[Items from an interface collection]
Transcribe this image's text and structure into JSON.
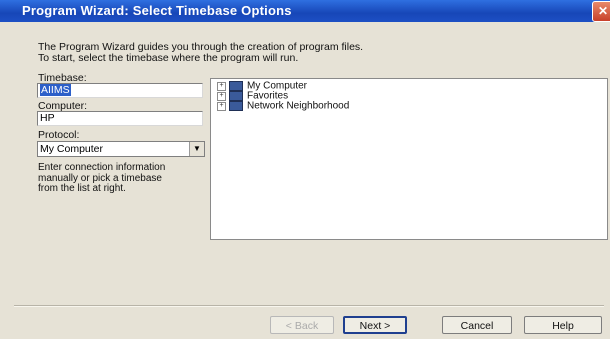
{
  "window": {
    "title": "Program Wizard: Select Timebase Options",
    "close_glyph": "✕"
  },
  "intro": {
    "line1": "The Program Wizard guides you through the creation of program files.",
    "line2": "To start, select the timebase where the program will run."
  },
  "timebase": {
    "label": "Timebase:",
    "value": "AIIMS"
  },
  "computer": {
    "label": "Computer:",
    "value": "HP"
  },
  "protocol": {
    "label": "Protocol:",
    "value": "My Computer"
  },
  "help": {
    "line1": "Enter connection information",
    "line2": "manually or pick a timebase",
    "line3": "from the list at right."
  },
  "tree": {
    "items": [
      {
        "label": "My Computer",
        "icon": "computer-icon"
      },
      {
        "label": "Favorites",
        "icon": "favorites-icon"
      },
      {
        "label": "Network Neighborhood",
        "icon": "network-icon"
      }
    ]
  },
  "buttons": {
    "back": "< Back",
    "next": "Next >",
    "cancel": "Cancel",
    "help": "Help"
  }
}
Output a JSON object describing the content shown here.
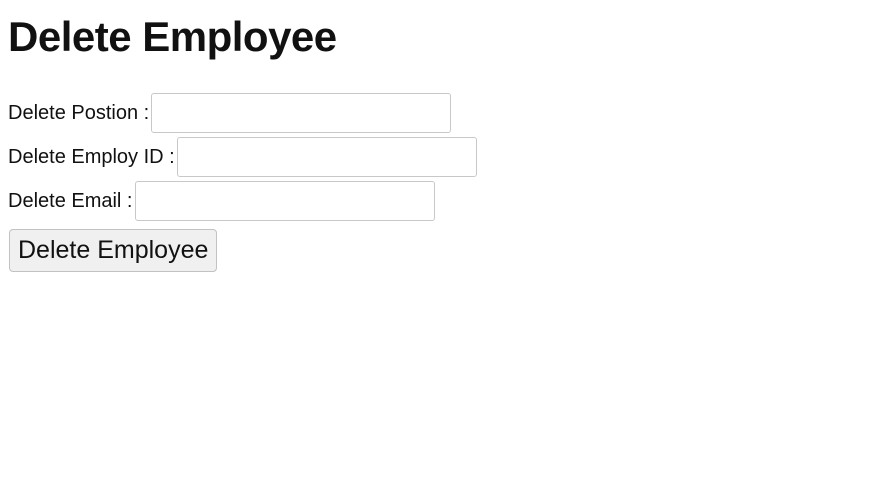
{
  "page": {
    "title": "Delete Employee"
  },
  "form": {
    "fields": [
      {
        "label": "Delete Postion :",
        "value": "",
        "placeholder": ""
      },
      {
        "label": "Delete Employ ID :",
        "value": "",
        "placeholder": ""
      },
      {
        "label": "Delete Email :",
        "value": "",
        "placeholder": ""
      }
    ],
    "submit_label": "Delete Employee"
  },
  "colors": {
    "background": "#ffffff",
    "text": "#111111",
    "input_border": "#c8c8c8",
    "button_background": "#f0f0f0",
    "button_border": "#c2c2c2"
  }
}
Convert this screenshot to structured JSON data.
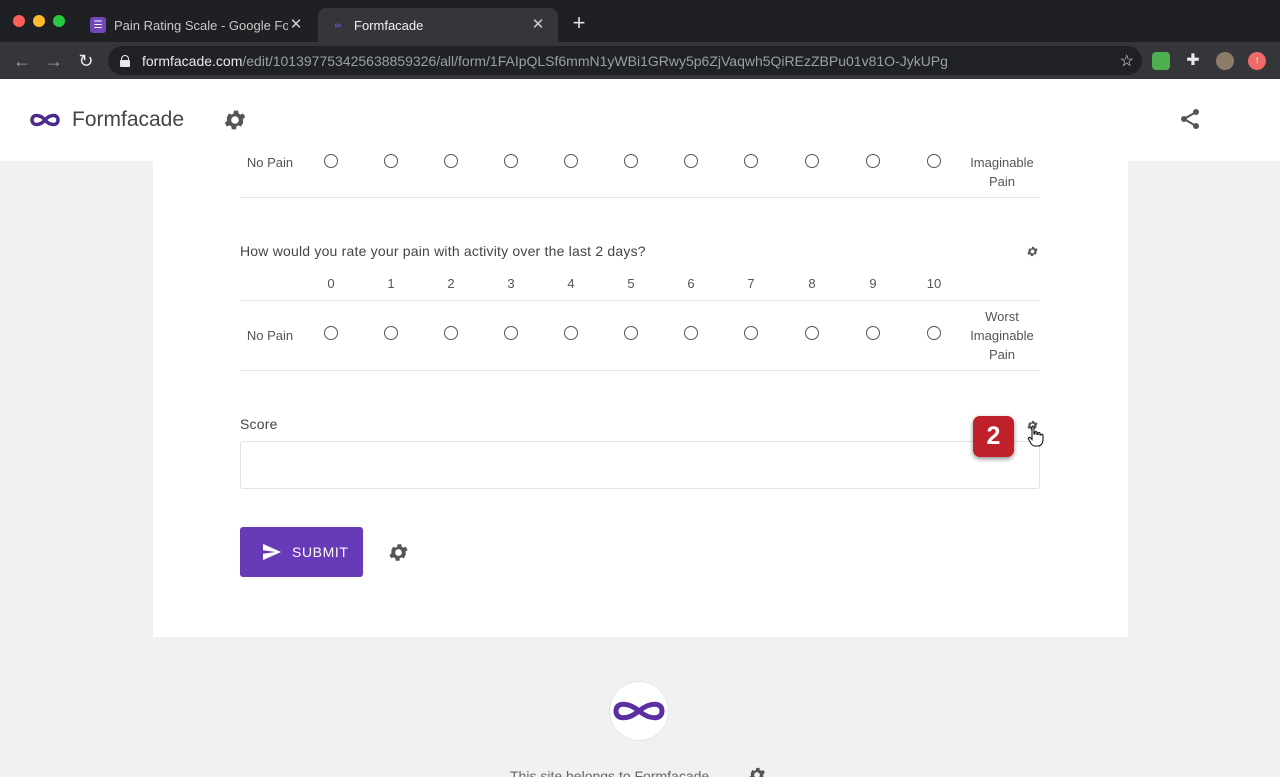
{
  "browser": {
    "tabs": [
      {
        "title": "Pain Rating Scale - Google Forms"
      },
      {
        "title": "Formfacade"
      }
    ],
    "url_host": "formfacade.com",
    "url_path": "/edit/101397753425638859326/all/form/1FAIpQLSf6mmN1yWBi1GRwy5p6ZjVaqwh5QiREzZBPu01v81O-JykUPg"
  },
  "header": {
    "app_title": "Formfacade"
  },
  "form": {
    "prev_row": {
      "left_label": "No Pain",
      "right_label_line2": "Imaginable",
      "right_label_line3": "Pain"
    },
    "question2": {
      "text": "How would you rate your pain with activity over the last 2 days?",
      "scale": [
        "0",
        "1",
        "2",
        "3",
        "4",
        "5",
        "6",
        "7",
        "8",
        "9",
        "10"
      ],
      "left_label": "No Pain",
      "right_label": [
        "Worst",
        "Imaginable",
        "Pain"
      ]
    },
    "score": {
      "label": "Score",
      "value": ""
    },
    "submit_label": "SUBMIT"
  },
  "annotation": {
    "step_number": "2"
  },
  "footer": {
    "text": "This site belongs to Formfacade"
  },
  "colors": {
    "accent": "#673ab7",
    "badge": "#c0202a"
  }
}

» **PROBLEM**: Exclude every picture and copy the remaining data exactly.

» **EXPECTED ANSWER**:
Transcribe this image's text and structure into JSON.
{
  "window": {
    "title": "Program Wizard: Select Timebase Options",
    "close_glyph": "✕"
  },
  "intro": {
    "line1": "The Program Wizard guides you through the creation of program files.",
    "line2": "To start, select the timebase where the program will run."
  },
  "timebase": {
    "label": "Timebase:",
    "value": "AIIMS"
  },
  "computer": {
    "label": "Computer:",
    "value": "HP"
  },
  "protocol": {
    "label": "Protocol:",
    "value": "My Computer"
  },
  "help": {
    "line1": "Enter connection information",
    "line2": "manually or pick a timebase",
    "line3": "from the list at right."
  },
  "tree": {
    "items": [
      {
        "label": "My Computer",
        "icon": "computer-icon"
      },
      {
        "label": "Favorites",
        "icon": "favorites-icon"
      },
      {
        "label": "Network Neighborhood",
        "icon": "network-icon"
      }
    ]
  },
  "buttons": {
    "back": "< Back",
    "next": "Next >",
    "cancel": "Cancel",
    "help": "Help"
  }
}
Output a JSON object describing the content shown here.
{
  "page": {
    "title": "Delete Employee"
  },
  "form": {
    "fields": [
      {
        "label": "Delete Postion :",
        "value": "",
        "placeholder": ""
      },
      {
        "label": "Delete Employ ID :",
        "value": "",
        "placeholder": ""
      },
      {
        "label": "Delete Email :",
        "value": "",
        "placeholder": ""
      }
    ],
    "submit_label": "Delete Employee"
  },
  "colors": {
    "background": "#ffffff",
    "text": "#111111",
    "input_border": "#c8c8c8",
    "button_background": "#f0f0f0",
    "button_border": "#c2c2c2"
  }
}
Convert this screenshot to structured JSON data.
{
  "browser": {
    "tabs": [
      {
        "title": "Pain Rating Scale - Google Forms"
      },
      {
        "title": "Formfacade"
      }
    ],
    "url_host": "formfacade.com",
    "url_path": "/edit/101397753425638859326/all/form/1FAIpQLSf6mmN1yWBi1GRwy5p6ZjVaqwh5QiREzZBPu01v81O-JykUPg"
  },
  "header": {
    "app_title": "Formfacade"
  },
  "form": {
    "prev_row": {
      "left_label": "No Pain",
      "right_label_line2": "Imaginable",
      "right_label_line3": "Pain"
    },
    "question2": {
      "text": "How would you rate your pain with activity over the last 2 days?",
      "scale": [
        "0",
        "1",
        "2",
        "3",
        "4",
        "5",
        "6",
        "7",
        "8",
        "9",
        "10"
      ],
      "left_label": "No Pain",
      "right_label": [
        "Worst",
        "Imaginable",
        "Pain"
      ]
    },
    "score": {
      "label": "Score",
      "value": ""
    },
    "submit_label": "SUBMIT"
  },
  "annotation": {
    "step_number": "2"
  },
  "footer": {
    "text": "This site belongs to Formfacade"
  },
  "colors": {
    "accent": "#673ab7",
    "badge": "#c0202a"
  }
}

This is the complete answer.